Meet the Therapist: Amanda Stone Nash
What attracted you to become a therapist?
From a very young age I’ve been curious about other people and their lives, and I've always loved listening to family histories. After university I had a busy and demanding career in marketing and charities and then a number of crises in my 40s prompted me to start psychotherapy. Although it was a painful and sad time, therapy was so helpful and interesting that I knew I wanted to start training as a psychotherapist.
Where did you train?
After training as a yoga teacher, I wanted to further understand the mind-body connection and decided to do a humanistic psychotherapy training at Spectrum Therapy. I did a BACP-accredited part-time training over nearly seven years, including two years as a volunteer therapist with Mind and Place2Be in South Wales.
Can you tell us about the type of therapy you practise?
I practise humanistic psychotherapy because it helps us to fully understand ourselves and focuses on self-acceptance, individual potential and personal growth. The aim is to support people to make choices based on their self-awareness, and to feel more satisfied and resilient and able to manage all aspects of their lives.
How does humanistic therapy help?
It helps by exploring and clarifying the client’s individual needs and wants, and to gain a sense of meaning and values through this understanding. It also supports people to build self-esteem and confidence and to make lasting changes in their lives.
What sort of people do you usually see?
I have a lot of clients who are facing significant life changes either by choice or through health issues or bereavement. They are often juggling family care and relationship problems and want a safe space in which to explore their feelings and reactions to these challenges. They typically want to acknowledge and understand their responses and then to develop self-awareness and resilience.
What do you like about being a therapist?
It’s very rewarding. Every client has found it helpful – whatever the issue that first brought them to therapy. I’m always learning too – both from clients and through continuing professional development workshops with other therapists.
What is less pleasant?
There’s nothing that I don’t like, but it’s sometimes intense and the words of clients can stay in my head for hours. I keep space for myself by exercising, swimming and painting regularly.
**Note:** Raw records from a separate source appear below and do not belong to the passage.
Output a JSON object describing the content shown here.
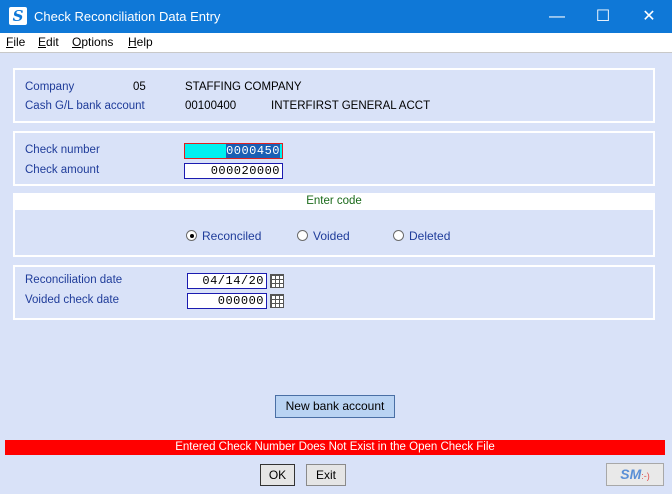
{
  "window": {
    "title": "Check Reconciliation Data Entry",
    "app_icon_letter": "S",
    "minimize_glyph": "—",
    "maximize_glyph": "☐",
    "close_glyph": "✕"
  },
  "menu": [
    {
      "accel": "F",
      "rest": "ile"
    },
    {
      "accel": "E",
      "rest": "dit"
    },
    {
      "accel": "O",
      "rest": "ptions"
    },
    {
      "accel": "H",
      "rest": "elp"
    }
  ],
  "company_panel": {
    "company_label": "Company",
    "company_code": "05",
    "company_name": "STAFFING COMPANY",
    "bank_label": "Cash G/L bank account",
    "bank_code": "00100400",
    "bank_name": "INTERFIRST GENERAL ACCT"
  },
  "check_panel": {
    "check_number_label": "Check number",
    "check_number_value": "0000450",
    "check_amount_label": "Check amount",
    "check_amount_value": "000020000"
  },
  "code_panel": {
    "header": "Enter code",
    "options": [
      {
        "label": "Reconciled",
        "checked": true
      },
      {
        "label": "Voided",
        "checked": false
      },
      {
        "label": "Deleted",
        "checked": false
      }
    ]
  },
  "date_panel": {
    "reconciliation_label": "Reconciliation date",
    "reconciliation_value": "04/14/20",
    "voided_label": "Voided check date",
    "voided_value": "000000"
  },
  "buttons": {
    "new_bank": "New bank account",
    "ok": "OK",
    "exit": "Exit"
  },
  "status_message": "Entered Check Number Does Not Exist in the Open Check File",
  "logo": {
    "text": "SM",
    "smile": ":-)"
  },
  "colors": {
    "titlebar": "#0f78d7",
    "background": "#d9e2f8",
    "label_blue": "#1f3c9a",
    "status_red": "#ff0000"
  }
}
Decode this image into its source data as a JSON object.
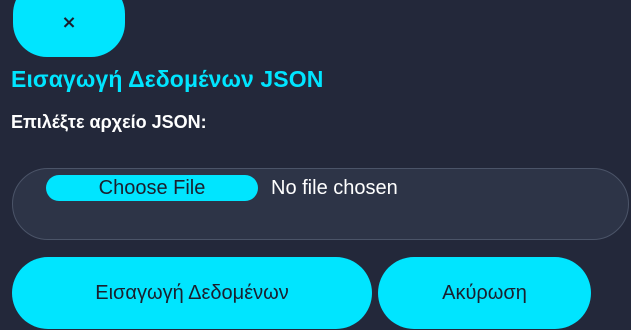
{
  "close_button": {
    "icon": "close-icon",
    "glyph": "×"
  },
  "dialog": {
    "title": "Εισαγωγή Δεδομένων JSON",
    "field_label": "Επιλέξτε αρχείο JSON:"
  },
  "file_input": {
    "button_label": "Choose File",
    "status": "No file chosen"
  },
  "actions": {
    "import_label": "Εισαγωγή Δεδομένων",
    "cancel_label": "Ακύρωση"
  },
  "colors": {
    "accent": "#00e5ff",
    "background": "#23283a",
    "input_background": "#2d3447"
  }
}
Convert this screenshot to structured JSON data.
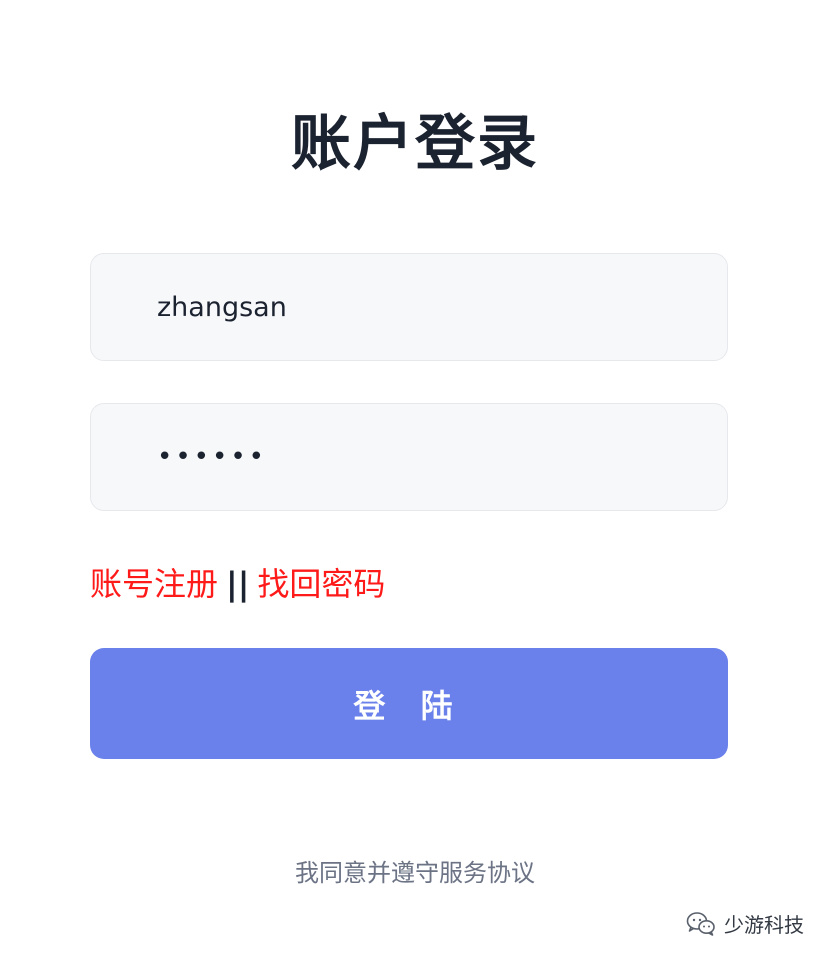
{
  "page": {
    "title": "账户登录"
  },
  "form": {
    "username_value": "zhangsan",
    "password_value": "••••••"
  },
  "links": {
    "register": "账号注册",
    "separator": "||",
    "forgot_password": "找回密码"
  },
  "login_button": {
    "label": "登 陆"
  },
  "agreement": {
    "text": "我同意并遵守服务协议"
  },
  "watermark": {
    "text": "少游科技",
    "icon": "wechat-icon"
  },
  "colors": {
    "title": "#1c2330",
    "link": "#ff1a1a",
    "button": "#6a80ea",
    "field_bg": "#f7f8fa",
    "muted_text": "#6b7385"
  }
}
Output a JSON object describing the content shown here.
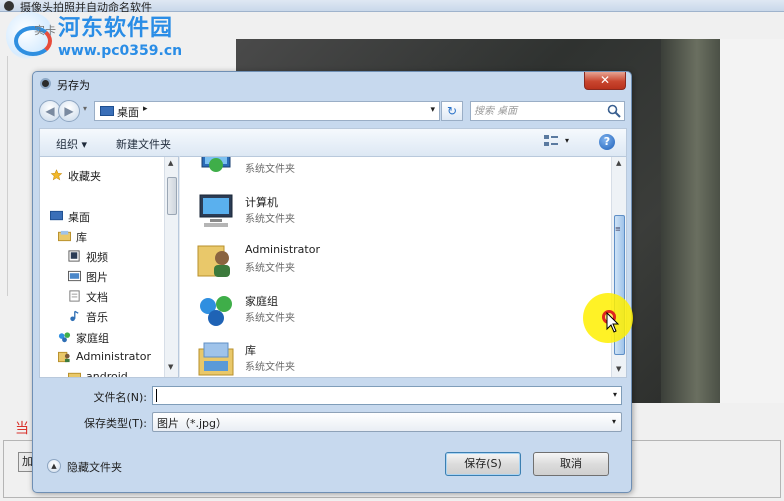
{
  "app": {
    "title": "摄像头拍照并自动命名软件",
    "status_text": "当",
    "bottom_button": "加"
  },
  "watermark": {
    "name": "河东软件园",
    "url": "www.pc0359.cn",
    "sub": "实卡"
  },
  "dialog": {
    "title": "另存为",
    "close_label": "✕",
    "address": {
      "location": "桌面",
      "separator": "▸",
      "dropdown": "▾",
      "refresh": "↻"
    },
    "search": {
      "placeholder": "搜索 桌面"
    },
    "toolbar": {
      "organize": "组织 ▾",
      "new_folder": "新建文件夹",
      "view_drop": "▾",
      "help": "?"
    },
    "nav_items": [
      {
        "label": "收藏夹",
        "icon": "star-icon"
      },
      {
        "label": "桌面",
        "icon": "desktop-icon"
      },
      {
        "label": "库",
        "icon": "library-icon"
      },
      {
        "label": "视频",
        "icon": "video-icon"
      },
      {
        "label": "图片",
        "icon": "picture-icon"
      },
      {
        "label": "文档",
        "icon": "document-icon"
      },
      {
        "label": "音乐",
        "icon": "music-icon"
      },
      {
        "label": "家庭组",
        "icon": "homegroup-icon"
      },
      {
        "label": "Administrator",
        "icon": "user-icon"
      },
      {
        "label": "android",
        "icon": "folder-icon"
      }
    ],
    "files": [
      {
        "name": "",
        "type": "系统文件夹",
        "icon": "network-icon"
      },
      {
        "name": "计算机",
        "type": "系统文件夹",
        "icon": "computer-icon"
      },
      {
        "name": "Administrator",
        "type": "系统文件夹",
        "icon": "user-folder-icon"
      },
      {
        "name": "家庭组",
        "type": "系统文件夹",
        "icon": "homegroup-icon"
      },
      {
        "name": "库",
        "type": "系统文件夹",
        "icon": "library-icon"
      }
    ],
    "form": {
      "filename_label": "文件名(N):",
      "filename_value": "",
      "filetype_label": "保存类型(T):",
      "filetype_value": "图片（*.jpg）",
      "dropdown": "▾"
    },
    "footer": {
      "hide_folders": "隐藏文件夹",
      "save": "保存(S)",
      "cancel": "取消"
    }
  }
}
I also have supervision, I’m in a women’s group and a professional group for therapists. I think having support as a therapist is vital as you can’t talk about your work with friends and family.
How long you’ve been with welldoing.org and what you think of us?
I’ve been providing therapy online and by phone for over ten years. Given the current situation I expect that more clients will want this. I recently joined welldoing.org as I want to promote my expertise as an online psychotherapist. I like the support and resources that welldoing.org provides to both clients and therapists.
Do you ever suggest books or apps to clients?
Yes, I sometimes mention websites, helplines and books. They are all ones I’ve personally read or used. Some of my recommended books are.
When Things Fall Apart by Pema Chodron; The Drama of Being a Child by Alice Miller; The Secret Life of Families by Evan Imber-Black; Man’s Search for Meaning by Viktor Frankl; The Year of Magical Thinking by Joan Didion.
What you do for your own mental health?
All my life I’ve loved swimming and I now swim outdoors most of the year. I also practice yoga breathing techniques and use my mindfulness training. I try to get outside and walk every day but if it’s very wet, I do some yoga inside. I also love stories and “switch off” via fiction, film and poetry.
You are a therapist in West Wales. What can you share with us about seeing clients in this area?
After years in London, I’m now based in West Wales although most of my client work is online or by telephone, as my clients like this way of working. Many people here live and work in remote places and don’t want to drive 10-15 miles for a therapy session. However, we might meet a few times a year, and if the weather is good, we have a therapy session outside in my garden.
What’s your consultation room like?
I look out onto my garden and can see some beautiful flowers and trees. The distant view of the sea reminds me to change my perspective. I also surround myself with objects and paintings that remind me of my travels and childhood in Australia and Asia.
What do you wish people knew about therapy?
It’s so exciting and helpful to understand yourself and to feel more self-aware. I wish the stigma or discomfort about therapy would disappear – we are comfortable with having coaches and trainers for our physical health, so why not for our mental health?
What did you learn about yourself in therapy?
To give myself more time to explore my feelings and responses. I used to do everything quickly which was a combination of a family pattern and working in an environment of deadlines. I’m so pleased I learned to pace myself and enjoy taking time. I co-founded the Slow Down London Festival in 2008 and continue to practice what I learned in both therapy and yoga.